  • The team generated as many hypotheses as possible from their experiences over the course of the project, we had notes from user research sessions and workshops to hand, to feed into this creation. When creating hypotheses we put question marks in as placeholders if we couldn’t think of a specific element.
  • Once we had generated these hypotheses we grouped them. We were left with 29 distinct hypotheses. At the end of this first session we quickly went through and put ⭐s on anything we didn’t understand and thought needed further discussion and ❤️s on anything we particularly liked. 
  • In the second session we each took the hypotheses with ❤️s (23! of them) and sorted them into 3 quadrants, one that mapped cost against impact, one that mapped strategicness and easiness to test and one that mapped our own confidence in the research findings and the performance indicators we had chosen for the hypothesis. 
  • From this we were able to identify a number of hypotheses that we wanted to test as a matter of priority.  
  • Zoe has been circulating and sense checking these hypotheses with the relevant services to get their input. 
  • The eventual outcomes of this work will be to create the council’s new customer services strategy with a learning by doing approach: we’ll test the hypotheses to understand how we can improve customer service delivery in these journeys; then replicate out to other service teams; and collate all findings to develop an overall vision and strategy for customer services. 
  • We’re excited about this work not only because it should lead to better, more empathetic services for our residents, but also because we’re demonstrating a new approach to colleagues around the council for how to create corporate strategies. Always happy to chat if anyone else is considering similar projects 

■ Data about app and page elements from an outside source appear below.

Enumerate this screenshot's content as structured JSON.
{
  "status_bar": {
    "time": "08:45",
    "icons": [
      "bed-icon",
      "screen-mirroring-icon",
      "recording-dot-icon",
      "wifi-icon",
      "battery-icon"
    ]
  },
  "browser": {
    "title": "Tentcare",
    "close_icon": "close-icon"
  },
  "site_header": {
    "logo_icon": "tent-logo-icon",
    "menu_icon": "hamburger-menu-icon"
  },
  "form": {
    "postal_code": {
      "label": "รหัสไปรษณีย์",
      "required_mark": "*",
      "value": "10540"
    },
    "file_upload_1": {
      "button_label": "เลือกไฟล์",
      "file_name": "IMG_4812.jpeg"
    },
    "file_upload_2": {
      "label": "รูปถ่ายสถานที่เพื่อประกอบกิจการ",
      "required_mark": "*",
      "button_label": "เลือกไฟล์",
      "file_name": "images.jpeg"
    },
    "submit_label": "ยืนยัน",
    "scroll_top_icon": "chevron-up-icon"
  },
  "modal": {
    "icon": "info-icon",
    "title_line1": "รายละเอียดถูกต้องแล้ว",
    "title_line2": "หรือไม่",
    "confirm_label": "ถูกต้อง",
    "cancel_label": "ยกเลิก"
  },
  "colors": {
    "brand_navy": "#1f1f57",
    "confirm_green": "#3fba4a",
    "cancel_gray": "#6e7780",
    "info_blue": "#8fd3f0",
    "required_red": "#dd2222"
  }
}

What else have we been up to this week?

  • Visiting Citizens Advice Bureau: Rahma and I spent Wednesday morning shadowing advisors at the Hackney Citizens Advice Bureau. This was a really great opportunity for us to get a direct understanding of users’ experiences on one of our complex customer journeys. It was really valuable to validate some of our assumptions about the confusion that the internal complexity of our system’s causes as well as giving us new insights into people’s experiences when struggling with debt. 
  • Prepping for the customer services steering group: we are working towards presenting at the customer services steering group on the 25.02.20. This will give us a steer as to which and how many of our hypotheses to prioritise as well as getting a sense as to what the process of drawing up the new customer services strategy might look like. 

Story up to the Customer Services Steering group on 25.02.20

Show and tell #1: https://docs.google.com/presentation/d/1XJFtYyTTMzeKbCAsRFXuvPPH7GiNBZpRgLwXQLGrsUU/edit

Weeknotes: https://blogs.hackney.gov.uk/hackit/complex-customer-journeys-weeknotes-w-c-03-02-20

Show and tell #2: https://docs.google.com/presentation/d/1yCu3Es-mLIMs9ZEVrfgbwCaFUE5QXGaXLXPdBZCUVJE/edit